Friday, February 22, 2013

Can molecular phylogenies be trusted?

iguanian on the left with simple tongue, scleroglossan on the right with forked tongue.  Losos et al., 2012.

We live in an age in which DNA has a powerful mystique...and for good reason. The technology for sequencing DNA has revolutionized several fields, including phylogenetic systematics. Molecular phylogeny has become the de facto standard for revealing the true evolutionary relationships between organisms. Molecular phylogenies are though to be inherently more trustworthy for a couple of reasons.  For one, there is less room to argue over trait definitions when we are dealing with DNA base pairs versus morphology. ATGC is unambiguous, where as first molar length may differ based on how length is measured or the wear stage of teeth. 

Molecular phylogenies have revealed a couple of apparent truths about evolutionary relationships that we couldn't readily have guessed from the anatomy. One is that whales are more closely related to cows  than cows are to horses. Or in other words, Cetartiodactyla is natural group of organisms that includes cetaceans (whales) as well as artiodactyls (hoofed-critters with an even number of toes....i.e. cloven -hoofed animals).  This group excludes perissodactyls (hoofed-critters with an odd number of does....like horses).  DNA tells us that Cetartiodactyla is a valid phylogenetic group, but would have been really hard to come up with from anatomy alone....just think of all the basic similarities between cows an horses that would lead you to believe they are closely related to the exclusion of Flipper.

This thing is a closer cousin to a cow than a cow is to a horse. 

Which brings me to a recent discussion by Losos and colleagues in Science about the vast and irreconcilable differences between cutting-edge molecular phylogenies and exhaustive morphological phylogenies for lizards. Based on massively detailed morphological studies, there is a great deal of evidence that iguanians are the most primitive group of lizards, distinct from scleroglossans (other lizards). The scleroglossans share a huge number of morphological shared derived traits, the most obvious of which is that scleroglossans have a forked tongue. But recent molecular data suggests that iguanians are nested high within the group of scleroglossans, implying that all of the supposedly primitive traits shared by iguanians are in fact evolutionary reversals.  This is a tough pill to swallow, because 
"the synapomorphies of scleroglossans inferred as lost by iguanians in the molecular tree come from many functionally different parts of anatomy. These traits have disparate embryological origins and growth patterns, discounting general explanations based on development. Furthermore, iguanians have diverse lifestyles, ranging from large herbivorous iguanas to ant-eating horned lizards and gliding dragons. It is hard to see how this multifaceted suite of characteristics could reflect adaptation to an overall iguanian lifestyle." Losos et al, 2012:1429
So we are left with a conundrum in which the molecular and morphological data are saying fundamentally different things...and the morphological data set appears to be as good as it gets, with great care having been taken to address the problems inherent in morphological data sets. Which do we trust?  Losos and colleagues suggest that the molecular data could well be wrong.  They argue that natural selection acts on the molecular level as well, so we have to consider the possibility that convergence/homoplasy might be obscuring true phylogenetic patterns in the molecular data. 

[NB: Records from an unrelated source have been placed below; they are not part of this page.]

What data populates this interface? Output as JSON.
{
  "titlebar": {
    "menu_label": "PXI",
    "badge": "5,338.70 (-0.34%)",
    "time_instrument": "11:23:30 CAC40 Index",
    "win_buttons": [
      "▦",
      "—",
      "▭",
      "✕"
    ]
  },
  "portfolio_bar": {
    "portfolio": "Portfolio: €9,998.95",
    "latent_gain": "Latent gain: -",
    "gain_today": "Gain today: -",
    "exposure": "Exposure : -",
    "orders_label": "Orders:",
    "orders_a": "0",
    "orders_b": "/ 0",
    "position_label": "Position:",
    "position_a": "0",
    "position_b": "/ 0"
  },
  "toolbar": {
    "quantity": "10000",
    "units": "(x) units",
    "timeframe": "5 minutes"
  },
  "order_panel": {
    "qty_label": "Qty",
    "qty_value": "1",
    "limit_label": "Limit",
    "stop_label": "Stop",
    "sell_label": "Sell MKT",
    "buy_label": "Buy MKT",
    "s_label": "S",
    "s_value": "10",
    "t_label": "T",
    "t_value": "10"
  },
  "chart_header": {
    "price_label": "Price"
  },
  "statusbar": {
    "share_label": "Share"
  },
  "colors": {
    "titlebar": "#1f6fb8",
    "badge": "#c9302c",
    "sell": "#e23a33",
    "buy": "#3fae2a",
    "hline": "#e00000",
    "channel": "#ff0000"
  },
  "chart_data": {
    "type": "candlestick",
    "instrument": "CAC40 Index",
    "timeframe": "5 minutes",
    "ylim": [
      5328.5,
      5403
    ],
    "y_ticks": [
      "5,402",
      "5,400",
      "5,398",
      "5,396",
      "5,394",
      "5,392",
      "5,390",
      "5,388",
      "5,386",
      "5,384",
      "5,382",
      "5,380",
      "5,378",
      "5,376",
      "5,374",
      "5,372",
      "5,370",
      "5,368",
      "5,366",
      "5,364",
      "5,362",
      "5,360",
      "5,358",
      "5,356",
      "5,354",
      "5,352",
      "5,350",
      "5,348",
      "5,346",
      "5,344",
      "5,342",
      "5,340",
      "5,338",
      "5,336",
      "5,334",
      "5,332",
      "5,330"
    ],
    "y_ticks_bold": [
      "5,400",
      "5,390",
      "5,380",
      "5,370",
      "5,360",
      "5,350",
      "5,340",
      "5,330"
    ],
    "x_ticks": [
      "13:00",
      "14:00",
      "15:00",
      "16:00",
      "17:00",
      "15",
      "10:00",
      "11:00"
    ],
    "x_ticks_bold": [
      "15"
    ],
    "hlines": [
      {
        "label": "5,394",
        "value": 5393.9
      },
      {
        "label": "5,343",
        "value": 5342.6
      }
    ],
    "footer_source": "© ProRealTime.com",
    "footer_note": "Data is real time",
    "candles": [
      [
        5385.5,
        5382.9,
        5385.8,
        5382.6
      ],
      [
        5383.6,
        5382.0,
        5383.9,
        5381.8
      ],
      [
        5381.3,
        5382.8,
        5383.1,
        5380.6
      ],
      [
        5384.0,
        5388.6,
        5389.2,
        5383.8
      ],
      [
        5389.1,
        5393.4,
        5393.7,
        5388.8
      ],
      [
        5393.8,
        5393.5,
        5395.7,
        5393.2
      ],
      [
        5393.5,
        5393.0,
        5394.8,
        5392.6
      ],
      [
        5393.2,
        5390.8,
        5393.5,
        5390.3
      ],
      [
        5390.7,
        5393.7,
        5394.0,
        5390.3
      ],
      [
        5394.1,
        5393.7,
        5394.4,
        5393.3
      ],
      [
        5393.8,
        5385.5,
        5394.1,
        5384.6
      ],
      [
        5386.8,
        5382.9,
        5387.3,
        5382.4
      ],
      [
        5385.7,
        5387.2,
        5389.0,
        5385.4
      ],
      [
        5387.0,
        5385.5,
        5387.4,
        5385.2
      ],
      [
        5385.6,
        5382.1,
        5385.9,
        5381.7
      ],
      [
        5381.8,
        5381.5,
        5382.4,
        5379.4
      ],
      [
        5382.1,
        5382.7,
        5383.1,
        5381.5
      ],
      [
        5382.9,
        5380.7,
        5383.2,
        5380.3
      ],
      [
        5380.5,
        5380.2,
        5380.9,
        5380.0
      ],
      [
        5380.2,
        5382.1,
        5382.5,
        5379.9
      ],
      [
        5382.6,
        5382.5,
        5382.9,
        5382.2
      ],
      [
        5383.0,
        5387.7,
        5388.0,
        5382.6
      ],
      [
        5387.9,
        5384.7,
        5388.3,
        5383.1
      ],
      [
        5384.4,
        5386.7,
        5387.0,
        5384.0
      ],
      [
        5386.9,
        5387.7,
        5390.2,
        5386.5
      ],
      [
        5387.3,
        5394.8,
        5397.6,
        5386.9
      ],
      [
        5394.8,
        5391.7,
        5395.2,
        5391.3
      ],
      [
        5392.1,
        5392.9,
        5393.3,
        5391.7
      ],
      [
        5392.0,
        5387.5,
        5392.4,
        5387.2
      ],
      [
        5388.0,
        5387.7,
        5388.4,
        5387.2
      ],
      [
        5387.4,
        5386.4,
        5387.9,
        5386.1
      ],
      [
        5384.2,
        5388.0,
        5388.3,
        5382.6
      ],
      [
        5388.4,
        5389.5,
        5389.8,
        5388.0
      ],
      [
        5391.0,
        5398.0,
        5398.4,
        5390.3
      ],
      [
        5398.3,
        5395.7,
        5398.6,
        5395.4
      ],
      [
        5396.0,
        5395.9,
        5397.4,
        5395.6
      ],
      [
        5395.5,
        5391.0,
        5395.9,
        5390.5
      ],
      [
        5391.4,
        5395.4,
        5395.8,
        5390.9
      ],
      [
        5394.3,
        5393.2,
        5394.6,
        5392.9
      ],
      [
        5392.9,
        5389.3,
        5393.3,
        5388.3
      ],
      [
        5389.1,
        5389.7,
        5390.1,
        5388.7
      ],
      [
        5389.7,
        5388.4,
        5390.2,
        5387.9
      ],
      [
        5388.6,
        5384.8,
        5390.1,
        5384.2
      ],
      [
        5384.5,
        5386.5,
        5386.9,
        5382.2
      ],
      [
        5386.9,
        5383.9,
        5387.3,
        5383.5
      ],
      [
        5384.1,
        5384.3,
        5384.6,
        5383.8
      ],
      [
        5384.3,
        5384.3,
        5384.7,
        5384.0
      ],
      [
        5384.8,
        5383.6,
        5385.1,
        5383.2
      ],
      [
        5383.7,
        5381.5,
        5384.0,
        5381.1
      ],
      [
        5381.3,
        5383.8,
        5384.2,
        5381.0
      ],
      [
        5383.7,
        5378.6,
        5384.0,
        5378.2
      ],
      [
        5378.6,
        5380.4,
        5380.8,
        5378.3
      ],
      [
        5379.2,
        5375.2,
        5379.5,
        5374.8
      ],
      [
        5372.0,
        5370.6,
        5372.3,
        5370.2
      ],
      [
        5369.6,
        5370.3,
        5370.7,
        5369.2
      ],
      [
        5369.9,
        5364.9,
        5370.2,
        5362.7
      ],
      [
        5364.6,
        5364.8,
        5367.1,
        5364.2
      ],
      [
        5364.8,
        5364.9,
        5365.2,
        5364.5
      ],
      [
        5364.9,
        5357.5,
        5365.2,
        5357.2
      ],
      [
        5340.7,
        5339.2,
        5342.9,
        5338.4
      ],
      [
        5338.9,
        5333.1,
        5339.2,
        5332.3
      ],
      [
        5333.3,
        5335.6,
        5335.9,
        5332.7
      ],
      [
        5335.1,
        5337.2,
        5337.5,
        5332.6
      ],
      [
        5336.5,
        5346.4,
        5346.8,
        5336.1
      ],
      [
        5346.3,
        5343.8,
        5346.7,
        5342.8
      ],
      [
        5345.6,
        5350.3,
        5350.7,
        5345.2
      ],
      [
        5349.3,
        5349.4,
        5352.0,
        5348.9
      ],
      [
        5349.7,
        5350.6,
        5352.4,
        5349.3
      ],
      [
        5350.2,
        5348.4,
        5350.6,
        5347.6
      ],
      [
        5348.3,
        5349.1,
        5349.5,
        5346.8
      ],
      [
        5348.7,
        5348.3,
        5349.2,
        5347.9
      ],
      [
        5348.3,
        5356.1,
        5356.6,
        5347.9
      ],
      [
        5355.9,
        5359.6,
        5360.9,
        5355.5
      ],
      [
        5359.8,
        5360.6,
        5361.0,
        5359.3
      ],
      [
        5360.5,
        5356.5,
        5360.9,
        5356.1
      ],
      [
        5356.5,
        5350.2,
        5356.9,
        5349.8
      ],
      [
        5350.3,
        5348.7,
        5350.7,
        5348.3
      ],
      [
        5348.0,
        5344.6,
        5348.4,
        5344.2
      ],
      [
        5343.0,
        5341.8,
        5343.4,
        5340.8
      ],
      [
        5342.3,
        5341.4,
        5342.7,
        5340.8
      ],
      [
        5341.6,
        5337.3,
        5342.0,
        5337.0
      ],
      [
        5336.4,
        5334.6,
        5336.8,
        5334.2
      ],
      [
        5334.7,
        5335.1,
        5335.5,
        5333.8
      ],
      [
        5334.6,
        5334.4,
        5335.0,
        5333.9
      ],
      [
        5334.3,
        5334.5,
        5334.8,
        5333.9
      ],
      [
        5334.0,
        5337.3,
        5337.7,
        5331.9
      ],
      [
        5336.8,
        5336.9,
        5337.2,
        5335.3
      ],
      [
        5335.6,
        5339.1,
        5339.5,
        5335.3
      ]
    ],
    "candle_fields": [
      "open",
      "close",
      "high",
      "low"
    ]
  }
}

Their main point is that we shouldn't just accept the molecular data as the truth, without looking at all the evidence.  What do you think?

Thanks to Claud Bramblett for pointing out this article.


2 comments:

  1. There is a similar problem for crocodylians. The long-skinny-snouted gharial and false gharial were thought to not be close relatives at all based on morphological data. However, molecular data shows them to be each other's closest living relatives. Because all the fossil record based phylogenies are using morphology, it's tough to know what to believe about the early evolutionary relationships of crocodylians, or even crocodilomorphs.

    I'm a fan of your R posts by the way...

    ReplyDelete
  2. Thanks, Patrick, very interesting about the crocodylians. And I am glad to know that you enjoy the R posts. There are a couple more in the pipeline coming up, so stay tuned!

    ReplyDelete